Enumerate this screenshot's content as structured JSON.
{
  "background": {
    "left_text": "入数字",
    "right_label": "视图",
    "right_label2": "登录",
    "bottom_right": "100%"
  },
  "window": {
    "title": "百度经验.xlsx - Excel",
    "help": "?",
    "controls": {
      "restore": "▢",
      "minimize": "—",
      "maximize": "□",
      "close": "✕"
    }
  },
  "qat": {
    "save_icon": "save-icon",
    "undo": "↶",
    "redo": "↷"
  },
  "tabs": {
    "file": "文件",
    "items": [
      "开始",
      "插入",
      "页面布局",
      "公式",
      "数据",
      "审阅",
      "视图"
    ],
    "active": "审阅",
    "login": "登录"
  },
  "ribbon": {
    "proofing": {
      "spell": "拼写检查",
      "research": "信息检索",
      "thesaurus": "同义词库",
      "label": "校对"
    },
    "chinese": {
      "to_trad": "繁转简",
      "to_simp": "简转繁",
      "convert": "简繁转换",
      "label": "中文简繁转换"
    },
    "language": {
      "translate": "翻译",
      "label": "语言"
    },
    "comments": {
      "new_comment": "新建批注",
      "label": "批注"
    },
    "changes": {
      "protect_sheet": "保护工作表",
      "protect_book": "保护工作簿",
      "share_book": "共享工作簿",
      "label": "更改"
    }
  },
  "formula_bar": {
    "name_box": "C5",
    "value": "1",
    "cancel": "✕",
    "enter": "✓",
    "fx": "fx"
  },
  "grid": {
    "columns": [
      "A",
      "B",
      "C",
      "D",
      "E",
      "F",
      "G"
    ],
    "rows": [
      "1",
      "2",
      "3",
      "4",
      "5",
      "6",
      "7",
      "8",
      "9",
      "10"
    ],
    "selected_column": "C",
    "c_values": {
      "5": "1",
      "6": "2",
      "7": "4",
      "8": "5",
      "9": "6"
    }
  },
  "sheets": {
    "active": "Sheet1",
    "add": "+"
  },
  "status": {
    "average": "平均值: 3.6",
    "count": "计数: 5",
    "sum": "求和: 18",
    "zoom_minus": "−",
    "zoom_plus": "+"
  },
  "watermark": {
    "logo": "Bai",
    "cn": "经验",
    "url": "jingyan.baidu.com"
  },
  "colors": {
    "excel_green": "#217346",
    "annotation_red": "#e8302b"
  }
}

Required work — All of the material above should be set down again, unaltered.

Written solution —
Enumerate this screenshot's content as structured JSON.
{
  "background": {
    "left_text": "入数字",
    "right_label": "视图",
    "right_label2": "登录",
    "bottom_right": "100%"
  },
  "window": {
    "title": "百度经验.xlsx - Excel",
    "help": "?",
    "controls": {
      "restore": "▢",
      "minimize": "—",
      "maximize": "□",
      "close": "✕"
    }
  },
  "qat": {
    "save_icon": "save-icon",
    "undo": "↶",
    "redo": "↷"
  },
  "tabs": {
    "file": "文件",
    "items": [
      "开始",
      "插入",
      "页面布局",
      "公式",
      "数据",
      "审阅",
      "视图"
    ],
    "active": "审阅",
    "login": "登录"
  },
  "ribbon": {
    "proofing": {
      "spell": "拼写检查",
      "research": "信息检索",
      "thesaurus": "同义词库",
      "label": "校对"
    },
    "chinese": {
      "to_trad": "繁转简",
      "to_simp": "简转繁",
      "convert": "简繁转换",
      "label": "中文简繁转换"
    },
    "language": {
      "translate": "翻译",
      "label": "语言"
    },
    "comments": {
      "new_comment": "新建批注",
      "label": "批注"
    },
    "changes": {
      "protect_sheet": "保护工作表",
      "protect_book": "保护工作簿",
      "share_book": "共享工作簿",
      "label": "更改"
    }
  },
  "formula_bar": {
    "name_box": "C5",
    "value": "1",
    "cancel": "✕",
    "enter": "✓",
    "fx": "fx"
  },
  "grid": {
    "columns": [
      "A",
      "B",
      "C",
      "D",
      "E",
      "F",
      "G"
    ],
    "rows": [
      "1",
      "2",
      "3",
      "4",
      "5",
      "6",
      "7",
      "8",
      "9",
      "10"
    ],
    "selected_column": "C",
    "c_values": {
      "5": "1",
      "6": "2",
      "7": "4",
      "8": "5",
      "9": "6"
    }
  },
  "sheets": {
    "active": "Sheet1",
    "add": "+"
  },
  "status": {
    "average": "平均值: 3.6",
    "count": "计数: 5",
    "sum": "求和: 18",
    "zoom_minus": "−",
    "zoom_plus": "+"
  },
  "watermark": {
    "logo": "Bai",
    "cn": "经验",
    "url": "jingyan.baidu.com"
  },
  "colors": {
    "excel_green": "#217346",
    "annotation_red": "#e8302b"
  }
}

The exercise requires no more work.